Yeah, right: one of the more entertaining aspects of this very entertaining film is the way the usual Hollywood conventions around this kind of story (remember, old guy passing on the torch) are gleefully ignored. This is a Tom Cruise movie: the man might be pushing 60, but he doesn’t make movies where anything slows him down. 

So while he trains the kids – including the perpetually smirking Hangman (Glen Powell) and Bradley “Rooster” Bradshaw (Miles Teller, in a rare likable role), son of Goose from the first film – it’s clear to everyone but commanding officer Beau “Cyclone” Simpson (Jon Hamm, in a rare serious role) that there’s only one man for a mission this impossible.

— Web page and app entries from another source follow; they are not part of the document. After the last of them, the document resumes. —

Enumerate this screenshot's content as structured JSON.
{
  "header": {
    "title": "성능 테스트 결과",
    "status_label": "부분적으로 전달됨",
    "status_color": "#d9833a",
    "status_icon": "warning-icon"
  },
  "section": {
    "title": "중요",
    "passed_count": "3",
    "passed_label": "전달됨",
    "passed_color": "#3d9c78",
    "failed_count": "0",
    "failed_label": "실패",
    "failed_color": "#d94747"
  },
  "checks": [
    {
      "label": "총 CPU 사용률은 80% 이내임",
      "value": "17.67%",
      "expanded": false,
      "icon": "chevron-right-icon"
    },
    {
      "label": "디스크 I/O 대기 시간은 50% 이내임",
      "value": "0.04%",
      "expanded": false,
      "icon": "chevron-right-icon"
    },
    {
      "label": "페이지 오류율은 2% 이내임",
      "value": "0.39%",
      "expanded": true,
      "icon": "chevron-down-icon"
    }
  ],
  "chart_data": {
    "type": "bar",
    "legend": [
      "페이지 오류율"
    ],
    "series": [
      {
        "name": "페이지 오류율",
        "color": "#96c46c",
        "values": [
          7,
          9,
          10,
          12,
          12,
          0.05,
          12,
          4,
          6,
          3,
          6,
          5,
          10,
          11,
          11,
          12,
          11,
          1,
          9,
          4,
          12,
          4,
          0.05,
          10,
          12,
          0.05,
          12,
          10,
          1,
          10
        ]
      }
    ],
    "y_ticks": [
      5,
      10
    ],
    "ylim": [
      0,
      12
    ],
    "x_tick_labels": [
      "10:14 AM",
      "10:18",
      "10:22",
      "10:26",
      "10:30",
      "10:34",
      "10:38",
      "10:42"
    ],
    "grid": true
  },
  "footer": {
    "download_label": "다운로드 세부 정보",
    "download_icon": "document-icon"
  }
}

Hang on, where’s the drama if Maverick’s the most brilliant pilot alive? Turns out that Maverick is a bit of a failure as a human being outside a cockpit. His relationship with bar owner Penny Benjamin (Jennifer Connelly) is more about her deciding to give him one more try, as a parental figure to Rooster he’s a dud, and it’s not like he’d even have a career if not for Iceman covering his back.

Meanwhile up in the sky, there’s a lot of crazy flying going on. Cruise is notorious for pushing himself to the limit – yes, that’s him in the cockpit – and director Joseph Kosinski (Tron: Legacy) takes full advantage to go for broke in the extremely impressive aerial combat scenes. Seeing actual planes flinging themselves around the sky remains a very different experience from watching CGI action. This is the rare recent blockbuster that needs to be seen on the biggest screen you can find.

Honestly, none of this is even remotely realistic. Well, maybe the late appearance of an F-14 (the now obsolete plane that was the centrepiece of the first film) is; turns out Iran is still flying them. But as a glossy, fast-moving fantasy this hits all the right notes, serving up cliches with a smile and fan service with a wink while still delivering plenty of thrills. It’s a story where good looking people who are great at their job do impossibly exciting things and save the day. What more do you want from Hollywood?

Top Gun: Maverick is showing in cinemas, including Village Cinemas Geelong and Waurn Ponds Readings Cinema from tonight, Wednesday May 25.